Capturing the essence of one of the best loved musicals of all time, our My Fair Lady room is truly something special.
Famous for its incomparable elegance, glamour and feel-good spirit, the film’s qualities are certainly reflected in this magical hotel room. Sleeping up to six guests, the My Fair Lady room radiates character and charm reflective of the classic musical.
At Arthouse Hotel, we specialise in group accommodation in Liverpool, so you can guarantee a high-quality stay that doesn’t compromise on space, facilities or luxury.
For those hoping to see the fascinating sights in Liverpool, we’re located only a short walk from many of the city’s most iconic landmarks.
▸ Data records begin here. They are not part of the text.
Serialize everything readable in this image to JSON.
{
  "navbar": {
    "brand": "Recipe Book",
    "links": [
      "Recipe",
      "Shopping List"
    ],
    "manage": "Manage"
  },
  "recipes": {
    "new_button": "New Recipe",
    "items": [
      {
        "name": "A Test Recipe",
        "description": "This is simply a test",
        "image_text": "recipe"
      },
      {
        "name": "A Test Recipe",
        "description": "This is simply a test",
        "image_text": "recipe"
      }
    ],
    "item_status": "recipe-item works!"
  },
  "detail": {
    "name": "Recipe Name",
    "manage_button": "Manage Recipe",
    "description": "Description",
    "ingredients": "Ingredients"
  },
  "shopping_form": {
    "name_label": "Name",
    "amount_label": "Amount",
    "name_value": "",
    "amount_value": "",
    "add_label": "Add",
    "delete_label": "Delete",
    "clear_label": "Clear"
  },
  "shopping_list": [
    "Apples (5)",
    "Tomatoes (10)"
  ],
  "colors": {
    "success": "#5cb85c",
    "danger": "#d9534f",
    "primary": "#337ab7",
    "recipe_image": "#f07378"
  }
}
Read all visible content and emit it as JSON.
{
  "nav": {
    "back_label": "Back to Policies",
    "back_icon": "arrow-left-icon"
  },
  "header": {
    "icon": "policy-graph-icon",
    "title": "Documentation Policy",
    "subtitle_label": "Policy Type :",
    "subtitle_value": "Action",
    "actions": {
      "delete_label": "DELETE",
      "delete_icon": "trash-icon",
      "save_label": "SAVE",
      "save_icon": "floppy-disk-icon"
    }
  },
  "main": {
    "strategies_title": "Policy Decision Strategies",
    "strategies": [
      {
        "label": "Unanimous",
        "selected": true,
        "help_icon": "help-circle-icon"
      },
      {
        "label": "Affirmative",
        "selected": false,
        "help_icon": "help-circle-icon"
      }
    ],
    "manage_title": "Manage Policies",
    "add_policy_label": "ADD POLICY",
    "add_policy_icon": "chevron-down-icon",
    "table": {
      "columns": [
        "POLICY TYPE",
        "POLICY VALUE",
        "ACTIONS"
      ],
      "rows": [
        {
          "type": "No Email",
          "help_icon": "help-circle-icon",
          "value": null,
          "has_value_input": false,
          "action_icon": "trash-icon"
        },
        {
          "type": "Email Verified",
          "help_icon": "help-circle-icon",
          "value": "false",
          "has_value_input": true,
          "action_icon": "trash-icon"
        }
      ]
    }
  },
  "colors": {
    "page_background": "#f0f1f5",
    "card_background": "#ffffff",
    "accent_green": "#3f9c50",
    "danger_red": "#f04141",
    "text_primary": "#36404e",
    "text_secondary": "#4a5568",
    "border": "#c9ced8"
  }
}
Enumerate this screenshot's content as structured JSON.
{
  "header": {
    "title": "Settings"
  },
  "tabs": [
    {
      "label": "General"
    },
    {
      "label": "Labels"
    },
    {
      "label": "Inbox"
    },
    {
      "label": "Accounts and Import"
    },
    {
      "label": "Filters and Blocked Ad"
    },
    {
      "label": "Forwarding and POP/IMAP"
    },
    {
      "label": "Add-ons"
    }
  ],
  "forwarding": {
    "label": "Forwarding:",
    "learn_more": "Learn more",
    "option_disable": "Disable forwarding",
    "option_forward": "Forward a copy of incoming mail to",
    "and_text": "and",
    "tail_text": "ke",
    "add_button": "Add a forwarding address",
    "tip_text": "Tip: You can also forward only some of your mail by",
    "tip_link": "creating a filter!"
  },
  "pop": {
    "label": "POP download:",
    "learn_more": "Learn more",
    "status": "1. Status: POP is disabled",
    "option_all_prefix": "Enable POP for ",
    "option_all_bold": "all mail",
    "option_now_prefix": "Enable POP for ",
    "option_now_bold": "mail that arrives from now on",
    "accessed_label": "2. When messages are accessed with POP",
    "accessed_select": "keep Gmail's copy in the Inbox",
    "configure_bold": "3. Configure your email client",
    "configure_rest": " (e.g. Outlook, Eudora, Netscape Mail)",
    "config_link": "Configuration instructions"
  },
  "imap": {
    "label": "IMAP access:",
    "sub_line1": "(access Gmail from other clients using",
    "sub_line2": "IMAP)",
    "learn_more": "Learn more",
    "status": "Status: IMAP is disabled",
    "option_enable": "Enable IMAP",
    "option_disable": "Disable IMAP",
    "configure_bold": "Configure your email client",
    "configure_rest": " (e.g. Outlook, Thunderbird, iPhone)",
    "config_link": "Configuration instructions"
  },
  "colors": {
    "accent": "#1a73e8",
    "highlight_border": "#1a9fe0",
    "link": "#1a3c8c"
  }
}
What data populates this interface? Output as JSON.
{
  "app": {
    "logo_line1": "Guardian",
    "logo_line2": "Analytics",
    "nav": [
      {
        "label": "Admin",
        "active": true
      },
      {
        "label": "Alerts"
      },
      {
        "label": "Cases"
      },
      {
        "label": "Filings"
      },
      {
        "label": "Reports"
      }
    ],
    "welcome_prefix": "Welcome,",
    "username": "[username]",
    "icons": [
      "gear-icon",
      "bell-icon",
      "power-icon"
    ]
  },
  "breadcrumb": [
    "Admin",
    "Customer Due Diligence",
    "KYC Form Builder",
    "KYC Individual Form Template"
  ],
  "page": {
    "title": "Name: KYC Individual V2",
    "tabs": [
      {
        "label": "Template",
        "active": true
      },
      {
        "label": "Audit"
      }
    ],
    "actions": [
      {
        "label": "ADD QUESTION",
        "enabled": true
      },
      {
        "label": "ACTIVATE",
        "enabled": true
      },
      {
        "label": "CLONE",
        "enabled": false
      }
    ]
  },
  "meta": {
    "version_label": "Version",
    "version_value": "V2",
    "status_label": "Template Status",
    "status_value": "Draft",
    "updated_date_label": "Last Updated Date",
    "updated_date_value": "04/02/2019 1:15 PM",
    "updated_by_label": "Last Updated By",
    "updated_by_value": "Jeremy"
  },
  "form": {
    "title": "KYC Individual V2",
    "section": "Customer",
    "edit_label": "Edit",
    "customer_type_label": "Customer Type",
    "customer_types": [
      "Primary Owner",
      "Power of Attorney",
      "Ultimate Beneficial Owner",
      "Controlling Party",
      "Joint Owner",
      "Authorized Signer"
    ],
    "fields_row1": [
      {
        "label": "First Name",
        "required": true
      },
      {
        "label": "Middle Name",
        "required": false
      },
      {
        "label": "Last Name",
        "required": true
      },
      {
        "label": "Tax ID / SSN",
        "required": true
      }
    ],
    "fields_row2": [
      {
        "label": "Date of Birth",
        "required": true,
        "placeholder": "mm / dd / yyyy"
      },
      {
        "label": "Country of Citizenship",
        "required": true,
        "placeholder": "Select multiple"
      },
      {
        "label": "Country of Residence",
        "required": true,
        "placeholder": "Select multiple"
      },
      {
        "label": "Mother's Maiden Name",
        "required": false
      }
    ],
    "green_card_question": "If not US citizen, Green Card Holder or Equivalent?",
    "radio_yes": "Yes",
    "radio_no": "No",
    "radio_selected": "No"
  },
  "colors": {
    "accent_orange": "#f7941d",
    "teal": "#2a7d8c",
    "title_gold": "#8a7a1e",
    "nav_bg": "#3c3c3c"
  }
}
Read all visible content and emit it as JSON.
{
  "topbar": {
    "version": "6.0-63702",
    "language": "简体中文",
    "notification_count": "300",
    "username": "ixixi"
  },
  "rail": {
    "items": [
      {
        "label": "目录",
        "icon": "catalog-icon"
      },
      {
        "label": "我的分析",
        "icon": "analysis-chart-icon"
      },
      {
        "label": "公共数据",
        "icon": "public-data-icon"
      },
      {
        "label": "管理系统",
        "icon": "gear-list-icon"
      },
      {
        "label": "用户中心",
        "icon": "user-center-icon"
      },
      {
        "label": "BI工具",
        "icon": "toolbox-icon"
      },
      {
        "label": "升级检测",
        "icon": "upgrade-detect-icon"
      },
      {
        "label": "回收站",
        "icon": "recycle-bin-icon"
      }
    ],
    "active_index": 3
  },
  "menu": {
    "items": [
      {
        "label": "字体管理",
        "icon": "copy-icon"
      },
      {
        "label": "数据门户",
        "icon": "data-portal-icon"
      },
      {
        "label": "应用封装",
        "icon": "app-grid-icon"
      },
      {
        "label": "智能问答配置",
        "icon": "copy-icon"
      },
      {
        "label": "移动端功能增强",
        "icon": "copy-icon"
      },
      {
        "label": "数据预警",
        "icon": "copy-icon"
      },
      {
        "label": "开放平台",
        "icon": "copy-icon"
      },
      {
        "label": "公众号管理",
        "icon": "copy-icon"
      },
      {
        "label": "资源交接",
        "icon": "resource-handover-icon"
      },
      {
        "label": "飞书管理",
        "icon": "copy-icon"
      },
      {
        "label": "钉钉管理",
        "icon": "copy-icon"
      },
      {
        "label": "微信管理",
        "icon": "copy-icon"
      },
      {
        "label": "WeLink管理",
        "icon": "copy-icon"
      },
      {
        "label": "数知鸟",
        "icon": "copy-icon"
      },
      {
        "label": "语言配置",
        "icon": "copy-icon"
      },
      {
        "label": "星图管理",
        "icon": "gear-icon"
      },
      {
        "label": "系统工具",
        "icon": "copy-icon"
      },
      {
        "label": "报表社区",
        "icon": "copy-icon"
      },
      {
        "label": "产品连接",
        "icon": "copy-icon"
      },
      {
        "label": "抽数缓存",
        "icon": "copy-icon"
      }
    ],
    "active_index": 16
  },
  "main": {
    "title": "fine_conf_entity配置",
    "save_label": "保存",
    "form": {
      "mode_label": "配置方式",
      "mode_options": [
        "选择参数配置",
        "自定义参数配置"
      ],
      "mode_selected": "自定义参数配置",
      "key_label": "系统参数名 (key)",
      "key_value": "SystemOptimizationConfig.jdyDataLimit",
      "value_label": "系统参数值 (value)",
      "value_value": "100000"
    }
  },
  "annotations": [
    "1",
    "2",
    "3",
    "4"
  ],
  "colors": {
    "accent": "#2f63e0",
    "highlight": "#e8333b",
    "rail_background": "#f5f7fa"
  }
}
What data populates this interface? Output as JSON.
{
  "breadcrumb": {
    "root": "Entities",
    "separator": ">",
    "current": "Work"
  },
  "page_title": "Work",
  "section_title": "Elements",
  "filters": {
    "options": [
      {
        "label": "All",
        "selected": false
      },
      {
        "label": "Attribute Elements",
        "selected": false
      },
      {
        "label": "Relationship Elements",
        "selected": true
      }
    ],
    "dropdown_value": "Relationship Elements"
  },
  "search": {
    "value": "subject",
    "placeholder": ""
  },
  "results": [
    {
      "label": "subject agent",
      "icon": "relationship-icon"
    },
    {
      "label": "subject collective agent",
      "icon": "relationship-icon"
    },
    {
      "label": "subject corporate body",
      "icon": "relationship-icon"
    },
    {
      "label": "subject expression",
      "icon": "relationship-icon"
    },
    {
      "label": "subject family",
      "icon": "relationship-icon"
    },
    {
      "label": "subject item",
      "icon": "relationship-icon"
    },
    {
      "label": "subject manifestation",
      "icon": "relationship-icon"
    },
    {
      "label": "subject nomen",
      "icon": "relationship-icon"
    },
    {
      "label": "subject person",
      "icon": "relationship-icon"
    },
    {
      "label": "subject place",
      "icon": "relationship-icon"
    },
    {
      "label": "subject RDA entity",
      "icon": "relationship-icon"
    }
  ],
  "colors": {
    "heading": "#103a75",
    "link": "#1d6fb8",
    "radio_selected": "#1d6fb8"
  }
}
And of course, we’re the ideal choice for experiencing the best of Liverpool’s nightlife.
To our guest’s satisfaction, the city’s most vibrant bars and clubs are only moments away, so all you need to worry about is hitting the town in style!
My Fair Lady is a 1964 musical film directed by George Cukor. An enchanting blend of comedy, romance and singalong hits, Cukor’s creation is a timeless masterpiece that fans continue to adore today. Visually striking with an infamous score, Cukor’s revival of the stage production brought the dazzling costumes and colourful sets to the big screen.
Starring Audrey Hepburn, the film is adapted from the 1956 stage musical, originally starring Julie Andrews. Though the film could have easily missed the mark, there’s no doubt that the magical 1964 adaptation managed to cultivate the story without losing its charm and success.
My Fair Lady tells the story of a young girl’s transformation from a working-class Cockney to a high society Victorian lady. Eliza Doolittle (Hepburn) agrees to lessons from phoentics Professor Henry Higgins, who works with Eliza on her speech to improve her job prospects.
However, it doesn’t take long for their budding relationship to take a twist. Escalating into a complicated love triangle, Higgins finds himself besotted with Eliza…but only after she’s been swept off her feet by an aristocratic suitor.
Audrey Hepburn as Eliza Doolittle
Filling the shoes of Julie Andrews certainly wasn’t an easy job. Andrews had seen great success following her portrayal of Eliza, and audiences held high expectations for the story’s glamorous film production.
Audrey Hepburn had already become a Hollywood great. And while she may have been blessed with a talent for acting, her sweet singing voice could only go so far. Though Hepburn could and did sing parts of the musical hits, it was Marni Nixon’s range that carried the soundtrack.
Hepburn’s voice was dubbed with the singing of Nixon, who was not credited in the film. Many assumed that fans at the time weren’t aware of the voice dubbing, yet a 1964 Time Magazine article suggests otherwise. The article reveals the truth about Eliza’s enchanting voice to its readers, yet the revelation certainly didn’t tarnish Hepburn’s star status. One of Hollywood’s best loved actresses, the public continued to be dazzled by Hepburn’s charm.
Brought to Life on Stage
Many of the film’s audience had enjoyed seeing the story brought to life It was essential that the film captured the magic of the best loved stage production, as it had been such a success.
Premiering on Broadway on March 15 1956, the production broke a record with 2,717 performances throughout its run at the Mark Hellinger Theatre, Broadhurst Theatre and then the Broadway Theatre. Showcasing the scale of the Broadway show’s success, the original cast recording became the best-selling album in the country in 1956.
Taking the show across the globe, the theatre production’s original stars, including Julia Andrews and Stanley Holloway, later reprised their roles in 1958 at the Theatre Royal in London. And of course, interest surrounding the best loved musical certainly hasn’t faded over time. There have been a multitude of revivals over the years, with the Lincoln Center Theatre announcing plans for a Broadway revival of My Fair Lady in 2018.
George Cukor was an American film director with a focus on literary adaptations and comedy. With that in mind, it’s no surprise that Cukor took on the challenge of the witty and wonderful My Fair Lady.
Cukor directed classics such as Little Women (1933) along with the mesmerising film adaptation of Romeo and Juliet (1936).